----- MATERIAL PROVIDED
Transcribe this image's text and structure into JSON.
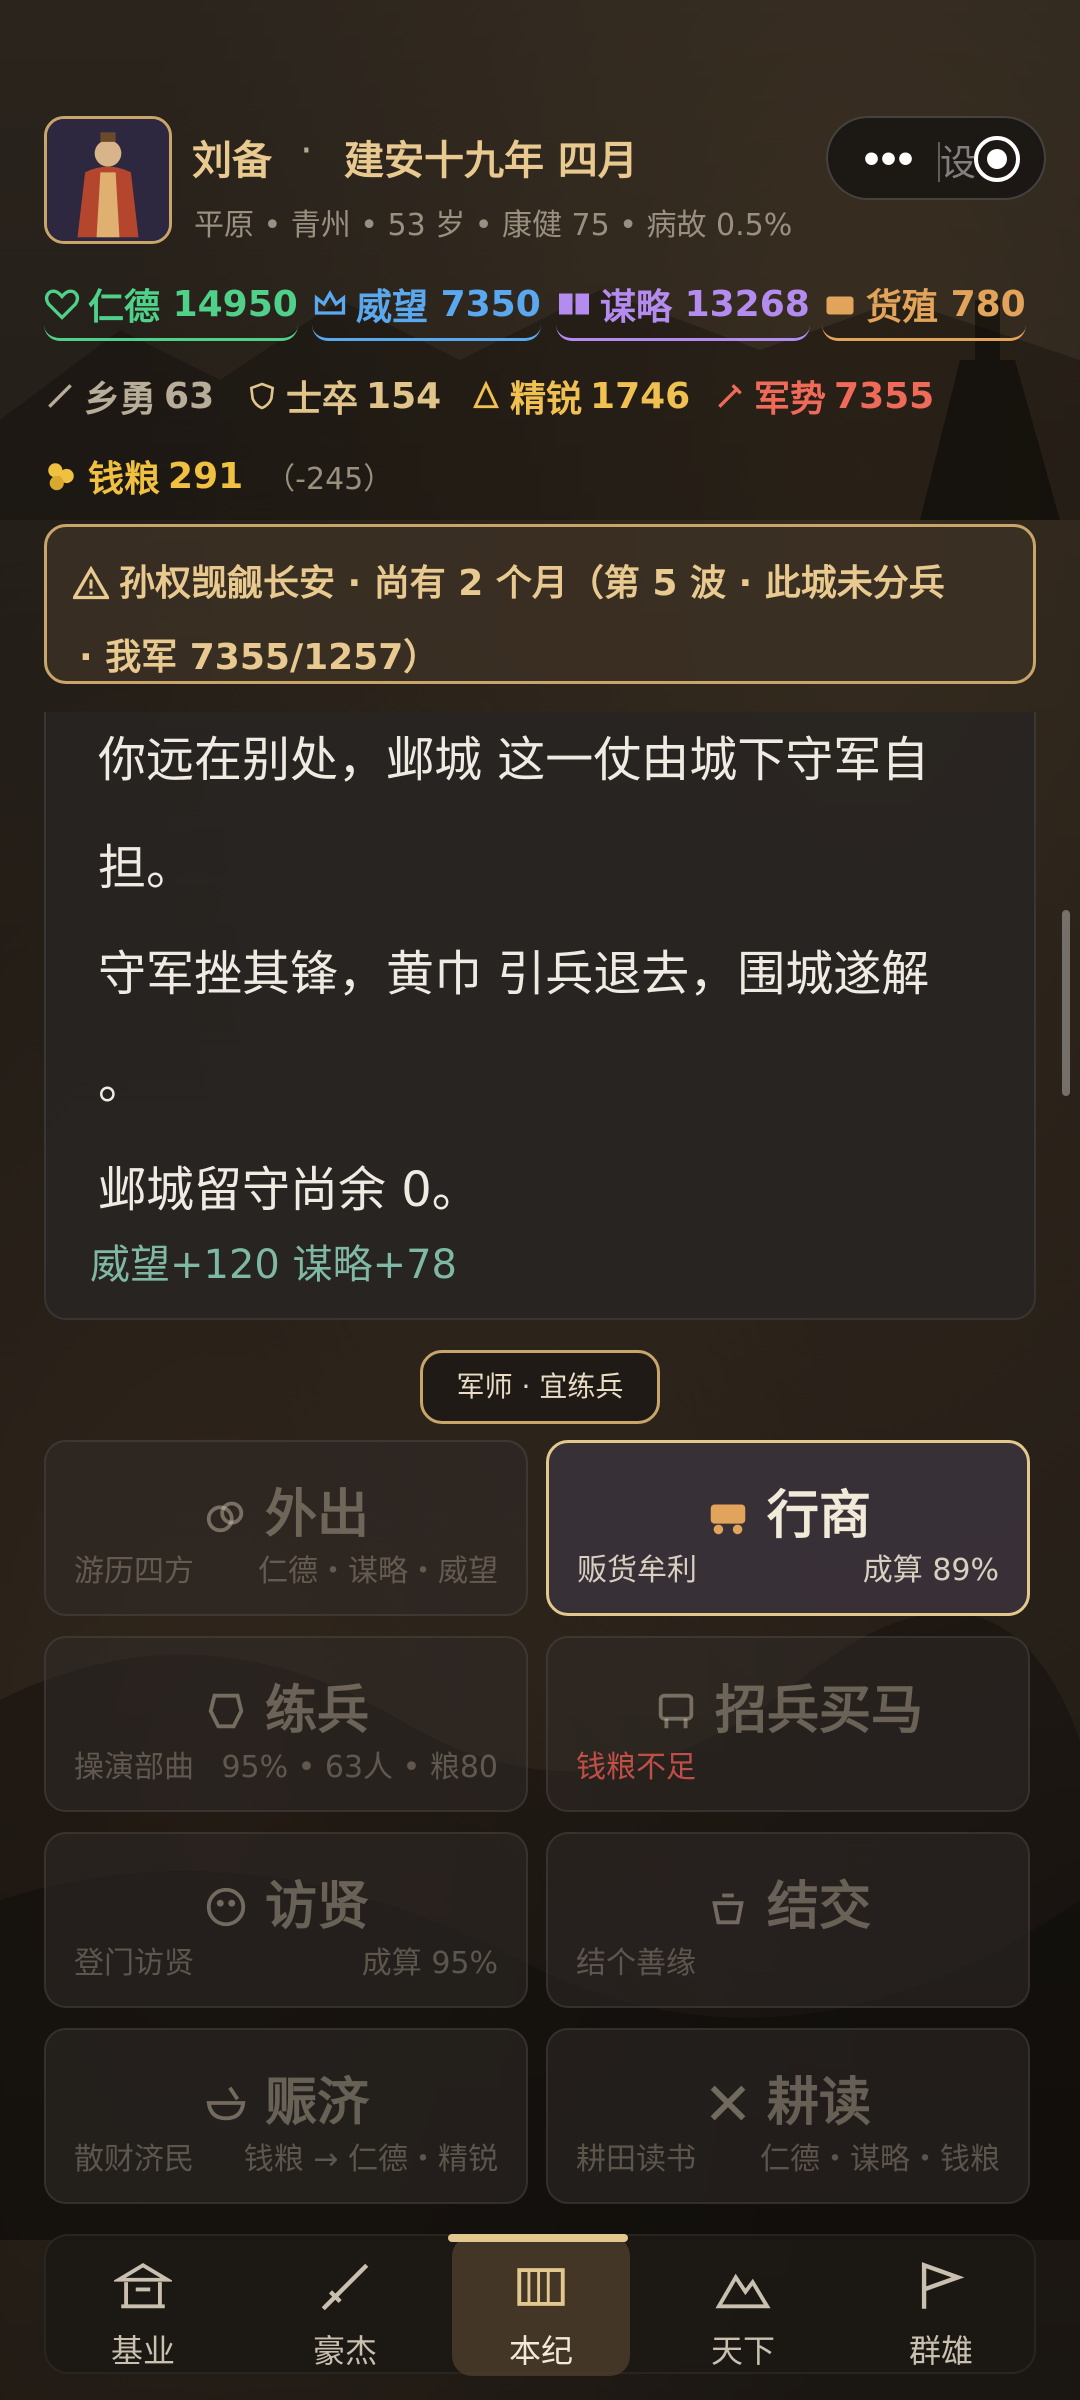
{
  "header": {
    "name": "刘备",
    "dot": "·",
    "era": "建安十九年 四月",
    "subline": "平原 • 青州 • 53 岁 • 康健 75 • 病故 0.5%"
  },
  "capsule": {
    "more": "•••",
    "partial_text": "设"
  },
  "stats_row1": [
    {
      "label": "仁德",
      "value": "14950",
      "color": "#4fd18a"
    },
    {
      "label": "威望",
      "value": "7350",
      "color": "#5aa9f0"
    },
    {
      "label": "谋略",
      "value": "13268",
      "color": "#b48cf0"
    },
    {
      "label": "货殖",
      "value": "780",
      "color": "#e2a35a"
    }
  ],
  "stats_row2": [
    {
      "label": "乡勇",
      "value": "63",
      "color": "#b8ad98"
    },
    {
      "label": "士卒",
      "value": "154",
      "color": "#e0c48a"
    },
    {
      "label": "精锐",
      "value": "1746",
      "color": "#f0c050"
    },
    {
      "label": "军势",
      "value": "7355",
      "color": "#f06a5a"
    }
  ],
  "grain": {
    "label": "钱粮",
    "value": "291",
    "delta": "（-245）",
    "color": "#f0c040"
  },
  "alert": {
    "line1": "孙权觊觎长安 · 尚有 2 个月（第 5 波 · 此城未分兵",
    "line2": "· 我军 7355/1257）"
  },
  "story": {
    "lines": [
      "你远在别处，邺城 这一仗由城下守军自",
      "担。",
      "守军挫其锋，黄巾 引兵退去，围城遂解",
      "。",
      "邺城留守尚余 0。"
    ],
    "gain": "威望+120 谋略+78"
  },
  "advisor": "军师 · 宜练兵",
  "actions": [
    {
      "title": "外出",
      "left": "游历四方",
      "right": "仁德・谋略・威望",
      "active": false
    },
    {
      "title": "行商",
      "left": "贩货牟利",
      "right": "成算 89%",
      "active": true
    },
    {
      "title": "练兵",
      "left": "操演部曲",
      "right": "95% • 63人 • 粮80",
      "active": false
    },
    {
      "title": "招兵买马",
      "left": "钱粮不足",
      "right": "",
      "active": false
    },
    {
      "title": "访贤",
      "left": "登门访贤",
      "right": "成算 95%",
      "active": false
    },
    {
      "title": "结交",
      "left": "结个善缘",
      "right": "",
      "active": false
    },
    {
      "title": "赈济",
      "left": "散财济民",
      "right": "钱粮 → 仁德・精锐",
      "active": false
    },
    {
      "title": "耕读",
      "left": "耕田读书",
      "right": "仁德・谋略・钱粮",
      "active": false
    }
  ],
  "nav": [
    {
      "label": "基业"
    },
    {
      "label": "豪杰"
    },
    {
      "label": "本纪",
      "selected": true
    },
    {
      "label": "天下"
    },
    {
      "label": "群雄"
    }
  ]
}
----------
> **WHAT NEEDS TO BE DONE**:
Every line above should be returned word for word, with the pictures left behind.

> **EXERCISE RESULT**:
Transcribe this image's text and structure into JSON.
{
  "header": {
    "name": "刘备",
    "dot": "·",
    "era": "建安十九年 四月",
    "subline": "平原 • 青州 • 53 岁 • 康健 75 • 病故 0.5%"
  },
  "capsule": {
    "more": "•••",
    "partial_text": "设"
  },
  "stats_row1": [
    {
      "label": "仁德",
      "value": "14950",
      "color": "#4fd18a"
    },
    {
      "label": "威望",
      "value": "7350",
      "color": "#5aa9f0"
    },
    {
      "label": "谋略",
      "value": "13268",
      "color": "#b48cf0"
    },
    {
      "label": "货殖",
      "value": "780",
      "color": "#e2a35a"
    }
  ],
  "stats_row2": [
    {
      "label": "乡勇",
      "value": "63",
      "color": "#b8ad98"
    },
    {
      "label": "士卒",
      "value": "154",
      "color": "#e0c48a"
    },
    {
      "label": "精锐",
      "value": "1746",
      "color": "#f0c050"
    },
    {
      "label": "军势",
      "value": "7355",
      "color": "#f06a5a"
    }
  ],
  "grain": {
    "label": "钱粮",
    "value": "291",
    "delta": "（-245）",
    "color": "#f0c040"
  },
  "alert": {
    "line1": "孙权觊觎长安 · 尚有 2 个月（第 5 波 · 此城未分兵",
    "line2": "· 我军 7355/1257）"
  },
  "story": {
    "lines": [
      "你远在别处，邺城 这一仗由城下守军自",
      "担。",
      "守军挫其锋，黄巾 引兵退去，围城遂解",
      "。",
      "邺城留守尚余 0。"
    ],
    "gain": "威望+120 谋略+78"
  },
  "advisor": "军师 · 宜练兵",
  "actions": [
    {
      "title": "外出",
      "left": "游历四方",
      "right": "仁德・谋略・威望",
      "active": false
    },
    {
      "title": "行商",
      "left": "贩货牟利",
      "right": "成算 89%",
      "active": true
    },
    {
      "title": "练兵",
      "left": "操演部曲",
      "right": "95% • 63人 • 粮80",
      "active": false
    },
    {
      "title": "招兵买马",
      "left": "钱粮不足",
      "right": "",
      "active": false
    },
    {
      "title": "访贤",
      "left": "登门访贤",
      "right": "成算 95%",
      "active": false
    },
    {
      "title": "结交",
      "left": "结个善缘",
      "right": "",
      "active": false
    },
    {
      "title": "赈济",
      "left": "散财济民",
      "right": "钱粮 → 仁德・精锐",
      "active": false
    },
    {
      "title": "耕读",
      "left": "耕田读书",
      "right": "仁德・谋略・钱粮",
      "active": false
    }
  ],
  "nav": [
    {
      "label": "基业"
    },
    {
      "label": "豪杰"
    },
    {
      "label": "本纪",
      "selected": true
    },
    {
      "label": "天下"
    },
    {
      "label": "群雄"
    }
  ]
}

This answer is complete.